**Task objective:**
Tally up the lines below that carry the word "Tasks", answering with the figure alone.
##### Records to use #####
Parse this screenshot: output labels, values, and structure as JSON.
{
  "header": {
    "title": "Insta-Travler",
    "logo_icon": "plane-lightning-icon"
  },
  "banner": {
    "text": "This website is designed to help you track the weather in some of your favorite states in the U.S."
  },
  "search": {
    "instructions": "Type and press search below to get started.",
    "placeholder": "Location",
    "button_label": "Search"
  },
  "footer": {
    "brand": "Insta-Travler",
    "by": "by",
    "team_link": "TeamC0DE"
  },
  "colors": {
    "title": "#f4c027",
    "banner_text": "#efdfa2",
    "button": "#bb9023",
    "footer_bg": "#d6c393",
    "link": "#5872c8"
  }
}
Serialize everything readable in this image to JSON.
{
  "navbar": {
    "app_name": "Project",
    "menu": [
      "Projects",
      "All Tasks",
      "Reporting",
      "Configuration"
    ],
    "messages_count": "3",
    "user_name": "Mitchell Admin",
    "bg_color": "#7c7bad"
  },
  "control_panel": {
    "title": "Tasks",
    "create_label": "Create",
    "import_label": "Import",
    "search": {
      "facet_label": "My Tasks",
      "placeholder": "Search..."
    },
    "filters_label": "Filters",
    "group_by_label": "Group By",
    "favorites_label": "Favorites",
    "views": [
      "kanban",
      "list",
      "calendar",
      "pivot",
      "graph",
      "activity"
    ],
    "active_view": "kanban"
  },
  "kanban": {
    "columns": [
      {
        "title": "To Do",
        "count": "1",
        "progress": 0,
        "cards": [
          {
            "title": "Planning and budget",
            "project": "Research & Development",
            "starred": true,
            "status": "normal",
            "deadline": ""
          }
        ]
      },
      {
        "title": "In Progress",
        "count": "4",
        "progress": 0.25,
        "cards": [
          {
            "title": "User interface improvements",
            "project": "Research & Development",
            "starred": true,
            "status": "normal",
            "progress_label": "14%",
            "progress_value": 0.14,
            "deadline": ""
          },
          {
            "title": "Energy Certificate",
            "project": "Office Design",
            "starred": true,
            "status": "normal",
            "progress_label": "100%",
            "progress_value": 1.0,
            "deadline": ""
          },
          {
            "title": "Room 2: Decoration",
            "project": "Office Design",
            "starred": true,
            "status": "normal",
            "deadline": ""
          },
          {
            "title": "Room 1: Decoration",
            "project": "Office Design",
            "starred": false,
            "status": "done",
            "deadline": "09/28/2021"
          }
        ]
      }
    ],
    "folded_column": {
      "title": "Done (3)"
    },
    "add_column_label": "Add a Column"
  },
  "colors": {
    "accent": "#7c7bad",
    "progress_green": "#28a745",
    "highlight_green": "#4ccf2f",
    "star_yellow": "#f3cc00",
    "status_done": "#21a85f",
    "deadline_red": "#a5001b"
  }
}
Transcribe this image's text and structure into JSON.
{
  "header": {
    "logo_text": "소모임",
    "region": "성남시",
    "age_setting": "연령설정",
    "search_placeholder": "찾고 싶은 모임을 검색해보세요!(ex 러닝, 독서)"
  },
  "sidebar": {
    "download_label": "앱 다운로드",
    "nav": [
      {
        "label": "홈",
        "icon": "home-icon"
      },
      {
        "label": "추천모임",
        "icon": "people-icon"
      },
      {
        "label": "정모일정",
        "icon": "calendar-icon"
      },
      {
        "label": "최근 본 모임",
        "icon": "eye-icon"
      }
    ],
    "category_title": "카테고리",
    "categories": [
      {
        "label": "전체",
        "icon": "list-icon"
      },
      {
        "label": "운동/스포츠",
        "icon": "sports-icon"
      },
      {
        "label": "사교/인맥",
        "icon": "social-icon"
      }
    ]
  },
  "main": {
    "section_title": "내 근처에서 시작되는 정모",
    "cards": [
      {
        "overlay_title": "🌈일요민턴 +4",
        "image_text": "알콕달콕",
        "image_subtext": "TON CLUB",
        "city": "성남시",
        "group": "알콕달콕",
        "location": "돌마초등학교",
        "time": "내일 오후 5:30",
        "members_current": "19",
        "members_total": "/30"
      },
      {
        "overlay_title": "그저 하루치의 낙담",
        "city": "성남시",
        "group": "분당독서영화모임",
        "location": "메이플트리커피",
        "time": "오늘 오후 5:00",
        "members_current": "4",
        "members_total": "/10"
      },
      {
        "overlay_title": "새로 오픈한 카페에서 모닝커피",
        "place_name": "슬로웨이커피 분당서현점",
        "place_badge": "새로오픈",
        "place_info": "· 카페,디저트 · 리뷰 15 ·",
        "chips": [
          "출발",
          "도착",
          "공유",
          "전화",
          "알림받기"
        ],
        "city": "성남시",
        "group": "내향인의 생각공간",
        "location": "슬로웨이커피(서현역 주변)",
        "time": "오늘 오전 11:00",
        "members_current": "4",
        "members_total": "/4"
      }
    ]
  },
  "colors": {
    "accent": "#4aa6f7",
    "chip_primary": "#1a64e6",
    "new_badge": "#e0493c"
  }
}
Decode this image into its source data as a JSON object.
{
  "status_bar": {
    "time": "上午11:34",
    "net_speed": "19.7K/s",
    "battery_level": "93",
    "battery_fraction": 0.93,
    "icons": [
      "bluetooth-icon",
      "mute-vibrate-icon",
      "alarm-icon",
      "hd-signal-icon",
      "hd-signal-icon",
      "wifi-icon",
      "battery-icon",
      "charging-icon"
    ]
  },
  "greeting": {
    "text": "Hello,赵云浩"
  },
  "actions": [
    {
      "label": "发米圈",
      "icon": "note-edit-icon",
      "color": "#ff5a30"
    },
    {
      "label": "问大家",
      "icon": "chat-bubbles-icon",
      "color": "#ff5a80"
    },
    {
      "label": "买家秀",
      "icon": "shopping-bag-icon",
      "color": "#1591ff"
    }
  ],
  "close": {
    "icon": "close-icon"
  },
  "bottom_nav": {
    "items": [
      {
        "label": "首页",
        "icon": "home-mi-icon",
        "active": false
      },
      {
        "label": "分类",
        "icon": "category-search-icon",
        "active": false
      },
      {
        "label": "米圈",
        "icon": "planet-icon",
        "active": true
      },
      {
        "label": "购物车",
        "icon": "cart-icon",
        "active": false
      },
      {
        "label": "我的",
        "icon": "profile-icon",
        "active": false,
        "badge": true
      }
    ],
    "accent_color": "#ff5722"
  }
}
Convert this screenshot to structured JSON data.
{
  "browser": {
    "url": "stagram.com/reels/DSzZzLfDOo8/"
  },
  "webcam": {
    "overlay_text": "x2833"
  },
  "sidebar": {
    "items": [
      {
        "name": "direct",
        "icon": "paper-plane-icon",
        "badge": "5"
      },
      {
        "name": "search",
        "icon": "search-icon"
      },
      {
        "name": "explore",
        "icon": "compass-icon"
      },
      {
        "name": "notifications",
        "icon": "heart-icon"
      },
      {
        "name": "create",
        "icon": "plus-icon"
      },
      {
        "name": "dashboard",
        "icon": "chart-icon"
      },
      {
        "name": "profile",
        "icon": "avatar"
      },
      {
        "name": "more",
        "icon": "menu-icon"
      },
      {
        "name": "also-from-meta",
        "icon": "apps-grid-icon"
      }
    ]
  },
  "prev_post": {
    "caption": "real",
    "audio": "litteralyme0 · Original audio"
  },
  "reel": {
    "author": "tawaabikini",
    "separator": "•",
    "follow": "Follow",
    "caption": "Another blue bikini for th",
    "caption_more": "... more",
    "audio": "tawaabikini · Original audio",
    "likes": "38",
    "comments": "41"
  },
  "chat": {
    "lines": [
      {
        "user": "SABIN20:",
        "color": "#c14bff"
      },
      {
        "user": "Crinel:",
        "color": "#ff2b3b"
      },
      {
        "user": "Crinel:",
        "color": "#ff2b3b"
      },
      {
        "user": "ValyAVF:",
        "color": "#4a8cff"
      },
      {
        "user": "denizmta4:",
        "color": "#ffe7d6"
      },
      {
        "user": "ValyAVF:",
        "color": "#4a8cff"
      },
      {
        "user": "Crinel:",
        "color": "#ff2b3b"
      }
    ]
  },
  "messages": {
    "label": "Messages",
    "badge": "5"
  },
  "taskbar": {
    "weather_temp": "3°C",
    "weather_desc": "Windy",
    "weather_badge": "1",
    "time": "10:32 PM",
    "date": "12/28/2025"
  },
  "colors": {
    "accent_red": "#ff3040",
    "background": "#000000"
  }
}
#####
**Expected output:**
3